This article, by Professor Rory Medcalf, appeared in the Australian Financial Review on 30 June 2022.
Amid the carnage Russia is inflicting on Ukraine, what is surprising is not how little attention Europe is paying to the security problems of Australia’s region - but how much.
Thus in attending this week’s NATO summit in Madrid, Prime Minister Anthony Albanese has joined a deepening international response to the convergence of strategic risks across the Euro-Atlantic and Indo-Pacific.
It may not yet be quite a united front against the authoritarian challenge from Russia and China, but the trend is in that direction.
Not all European governments want to agree with the Biden Administration’s assessment that the world is now a single theatre of strategic and ideological competition.
And of course there are differences between Russia’s murderous recolonisation and China’s many shades of coercion, though the threat to take Taiwan is less warlike only by degree.
But many European strategists are moving closer to the one theatre thesis. Russia and China are proving the point, with the threatening alignment of Vladimir Putin and Xi Jinping, outlined in their ‘no limits’ partnership on the eve of war.
Australians should not underestimate the new seriousness about national security across Europe.
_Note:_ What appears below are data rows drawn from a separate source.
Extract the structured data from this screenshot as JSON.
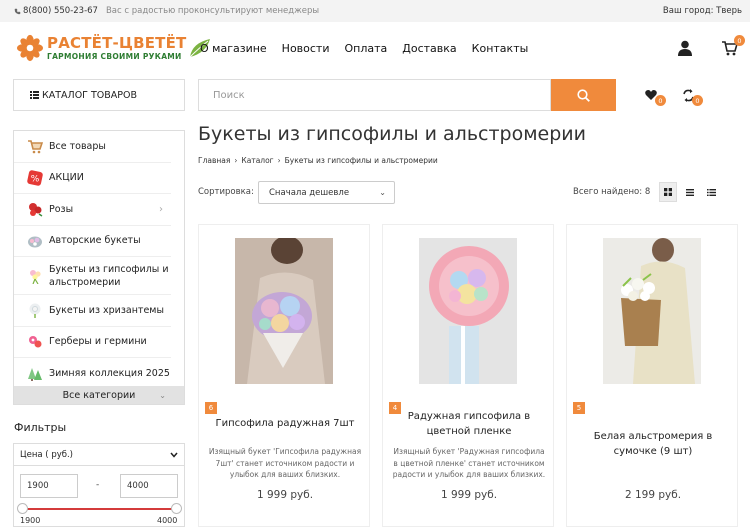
{
  "topbar": {
    "phone": "8(800) 550-23-67",
    "tagline": "Вас с радостью проконсультируют менеджеры",
    "city_label": "Ваш город:",
    "city": "Тверь"
  },
  "logo": {
    "title": "РАСТЁТ-ЦВЕТЁТ",
    "subtitle": "ГАРМОНИЯ СВОИМИ РУКАМИ"
  },
  "nav": [
    "О магазине",
    "Новости",
    "Оплата",
    "Доставка",
    "Контакты"
  ],
  "cart": {
    "count": "0"
  },
  "wishlist": {
    "count": "0"
  },
  "compare": {
    "count": "0"
  },
  "catalog_button": "КАТАЛОГ ТОВАРОВ",
  "search": {
    "placeholder": "Поиск"
  },
  "sidebar": {
    "items": [
      {
        "label": "Все товары",
        "icon": "cart-icon"
      },
      {
        "label": "АКЦИИ",
        "icon": "percent-icon"
      },
      {
        "label": "Розы",
        "icon": "rose-icon",
        "has_children": true
      },
      {
        "label": "Авторские букеты",
        "icon": "bouquet-icon"
      },
      {
        "label": "Букеты из гипсофилы и альстромерии",
        "icon": "gypsophila-icon"
      },
      {
        "label": "Букеты из хризантемы",
        "icon": "chrysanthemum-icon"
      },
      {
        "label": "Герберы и гермини",
        "icon": "gerbera-icon"
      },
      {
        "label": "Зимняя коллекция 2025",
        "icon": "tree-icon"
      }
    ],
    "all_label": "Все категории"
  },
  "filters": {
    "title": "Фильтры",
    "price": {
      "label": "Цена ( руб.)",
      "min_value": "1900",
      "max_value": "4000",
      "separator": "-",
      "range_min": "1900",
      "range_max": "4000"
    }
  },
  "page": {
    "title": "Букеты из гипсофилы и альстромерии",
    "breadcrumbs": [
      "Главная",
      "Каталог",
      "Букеты из гипсофилы и альстромерии"
    ]
  },
  "sort": {
    "label": "Сортировка:",
    "selected": "Сначала дешевле"
  },
  "found": "Всего найдено: 8",
  "products": [
    {
      "badge": "6",
      "name": "Гипсофила радужная 7шт",
      "description": "Изящный букет 'Гипсофила радужная 7шт' станет источником радости и улыбок для ваших близких.",
      "price": "1 999 руб."
    },
    {
      "badge": "4",
      "name": "Радужная гипсофила в цветной пленке",
      "description": "Изящный букет 'Радужная гипсофила в цветной пленке' станет источником радости и улыбок для ваших близких.",
      "price": "1 999 руб."
    },
    {
      "badge": "5",
      "name": "Белая альстромерия в сумочке (9 шт)",
      "description": "",
      "price": "2 199 руб."
    }
  ],
  "colors": {
    "accent": "#f08a3c",
    "logo_green": "#2e7d32"
  }
}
Governments there already accept the grim reality that the road out of pandemic runs through a geopolitical and geoeconomic battlefield.
The near-term focus is Putin’s horrific aggression: hence NATO countries are arming Kyiv, strengthening their own defences including with a vastly expanded rapid-reaction force, and adapting the alliance for a dangerous future.
The sudden determination of Finland and Sweden to shed residual neutrality and join the alliance is no less transformative than Australia’s decision to abandon its taboo on nuclear-powered submarines.
Incidentally, the strategic logic of AUKUS – deterring China - is now quietly accepted in Europe, even as the diplomatic bruises gradually fade.
As Putin’s Ukraine blunder depletes his forces, and the nations of Europe combine and invest in their own, the requirement for an American deterrent in Europe – other than the nuclear backbone - will diminish. This will free up Washington to concentrate more on countering China.
And China’s diplomatic and propagandist enabling of Russia’s invasion of Ukraine is crystallising European mistrust of Beijing.
As Germany and other European powers face up to their folly of economic dependence on Russia, in the form of energy, they are looking to the longer term and recognising the need to reduce reliance on China as well, in supply chains, investment and technology.
It won’t be full decoupling, but conversations have even begun in European circles about how to discourage Chinese aggression against Taiwan through a playbook of economic sanctions – given that China arguably needs Europe more than the other way around.
These are hardly outcomes Xi would have foreseen or desired. Such is the tunnel of dictatorial foresight.
In the Madrid dialogue, Prime Minster Albanese and his fellow visiting leaders from Japan, South Korea and New Zealand are sensibly downplaying expectations of a security role for NATO in the Indo-Pacific.
After all, the best thing that Europe can do for stability in Asia is to protect itself – including Ukraine – against Russia. The power of that example would reinforce the credibility of the United States and its Indo-Pacific allies and partners in staying Xi’s hand against Taiwan and China’s other potential military targets.
But the historic character of this NATO summit extends to the Indo-Pacific nonetheless, and not only because the alliance’s new ‘strategic concept’ will identify China as a clear challenge – or worse - to the interests and values of its member states.
To be sure, the NATO treaty applies to threats against member states in the Euro-Atlantic area, even if this has led to deployments as far afield as Afghanistan.
But even without formally shifting to a global footprint, altered facts of threat and capability are making the alliance globally consequential.
The alliance is investing in innovation to strengthen all member states across precisely the technology domains China seeks to seize, such as artificial intelligence, cyber, space and hypersonic missiles.
NATO states – individually and collectively – are stepping up their ‘capacity-building’ of Indo-Pacific nations, such as in Southeast Asia and the Indian Ocean, which will improve local forces’ ability to detect and resist China’s encroachments.
And the European impact on outcomes in the Indo-Pacific will not rest on NATO alone.
The European Union now has an Indo-Pacific strategy which, while not confrontational with China, involves providing alternatives to regional nations in ways that respect sovereignty and democratic values.
The election of the Albanese government – with its more committed climate agenda and diplomatic reset with France – provides the opportunity for a new spring in Australia-EU collaboration across the full policy agenda.
The aggregate of EU aid, trade, investment, technology and education ties with developing countries in this region is formidable.
The new awareness of China risk will encourage European capitals to make these contributions count for more, through reframing and coordinating them for geostrategic ends– including in partnership with Australia and the Quad.
This could prove a force multiplier from across the seas as Australia’s new government pursues its own offensive of soft and smart power in Southeast Asia and the Pacific.
Professor Rory Medcalf is Head of the ANU National Security College. He is a convener of the Australia-EU strategic dialogue held last week in Brussels.